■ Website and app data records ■
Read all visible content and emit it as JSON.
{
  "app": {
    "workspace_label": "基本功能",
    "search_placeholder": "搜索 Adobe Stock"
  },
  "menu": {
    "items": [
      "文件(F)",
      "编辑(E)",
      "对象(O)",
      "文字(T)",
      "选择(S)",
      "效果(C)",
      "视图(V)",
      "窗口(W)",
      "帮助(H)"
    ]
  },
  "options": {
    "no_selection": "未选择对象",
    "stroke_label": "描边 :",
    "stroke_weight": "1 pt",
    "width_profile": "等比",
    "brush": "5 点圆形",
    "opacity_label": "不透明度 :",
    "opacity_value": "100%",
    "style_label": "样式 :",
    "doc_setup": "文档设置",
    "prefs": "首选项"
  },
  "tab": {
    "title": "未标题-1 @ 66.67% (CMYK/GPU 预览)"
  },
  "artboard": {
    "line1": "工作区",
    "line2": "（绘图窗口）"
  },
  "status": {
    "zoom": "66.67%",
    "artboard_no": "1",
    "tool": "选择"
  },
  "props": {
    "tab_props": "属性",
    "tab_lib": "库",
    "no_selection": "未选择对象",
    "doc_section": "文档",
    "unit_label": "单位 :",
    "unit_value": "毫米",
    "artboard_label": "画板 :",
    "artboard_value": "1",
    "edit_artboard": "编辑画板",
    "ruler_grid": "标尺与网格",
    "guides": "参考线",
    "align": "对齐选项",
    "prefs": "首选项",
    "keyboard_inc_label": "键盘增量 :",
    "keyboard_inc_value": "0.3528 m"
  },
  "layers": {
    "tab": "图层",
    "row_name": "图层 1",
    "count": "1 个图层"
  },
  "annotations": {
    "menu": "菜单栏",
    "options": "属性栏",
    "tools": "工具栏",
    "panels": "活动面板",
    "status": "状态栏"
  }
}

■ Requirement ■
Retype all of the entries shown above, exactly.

■ Answer box ■
Read all visible content and emit it as JSON.
{
  "app": {
    "workspace_label": "基本功能",
    "search_placeholder": "搜索 Adobe Stock"
  },
  "menu": {
    "items": [
      "文件(F)",
      "编辑(E)",
      "对象(O)",
      "文字(T)",
      "选择(S)",
      "效果(C)",
      "视图(V)",
      "窗口(W)",
      "帮助(H)"
    ]
  },
  "options": {
    "no_selection": "未选择对象",
    "stroke_label": "描边 :",
    "stroke_weight": "1 pt",
    "width_profile": "等比",
    "brush": "5 点圆形",
    "opacity_label": "不透明度 :",
    "opacity_value": "100%",
    "style_label": "样式 :",
    "doc_setup": "文档设置",
    "prefs": "首选项"
  },
  "tab": {
    "title": "未标题-1 @ 66.67% (CMYK/GPU 预览)"
  },
  "artboard": {
    "line1": "工作区",
    "line2": "（绘图窗口）"
  },
  "status": {
    "zoom": "66.67%",
    "artboard_no": "1",
    "tool": "选择"
  },
  "props": {
    "tab_props": "属性",
    "tab_lib": "库",
    "no_selection": "未选择对象",
    "doc_section": "文档",
    "unit_label": "单位 :",
    "unit_value": "毫米",
    "artboard_label": "画板 :",
    "artboard_value": "1",
    "edit_artboard": "编辑画板",
    "ruler_grid": "标尺与网格",
    "guides": "参考线",
    "align": "对齐选项",
    "prefs": "首选项",
    "keyboard_inc_label": "键盘增量 :",
    "keyboard_inc_value": "0.3528 m"
  },
  "layers": {
    "tab": "图层",
    "row_name": "图层 1",
    "count": "1 个图层"
  },
  "annotations": {
    "menu": "菜单栏",
    "options": "属性栏",
    "tools": "工具栏",
    "panels": "活动面板",
    "status": "状态栏"
  }
}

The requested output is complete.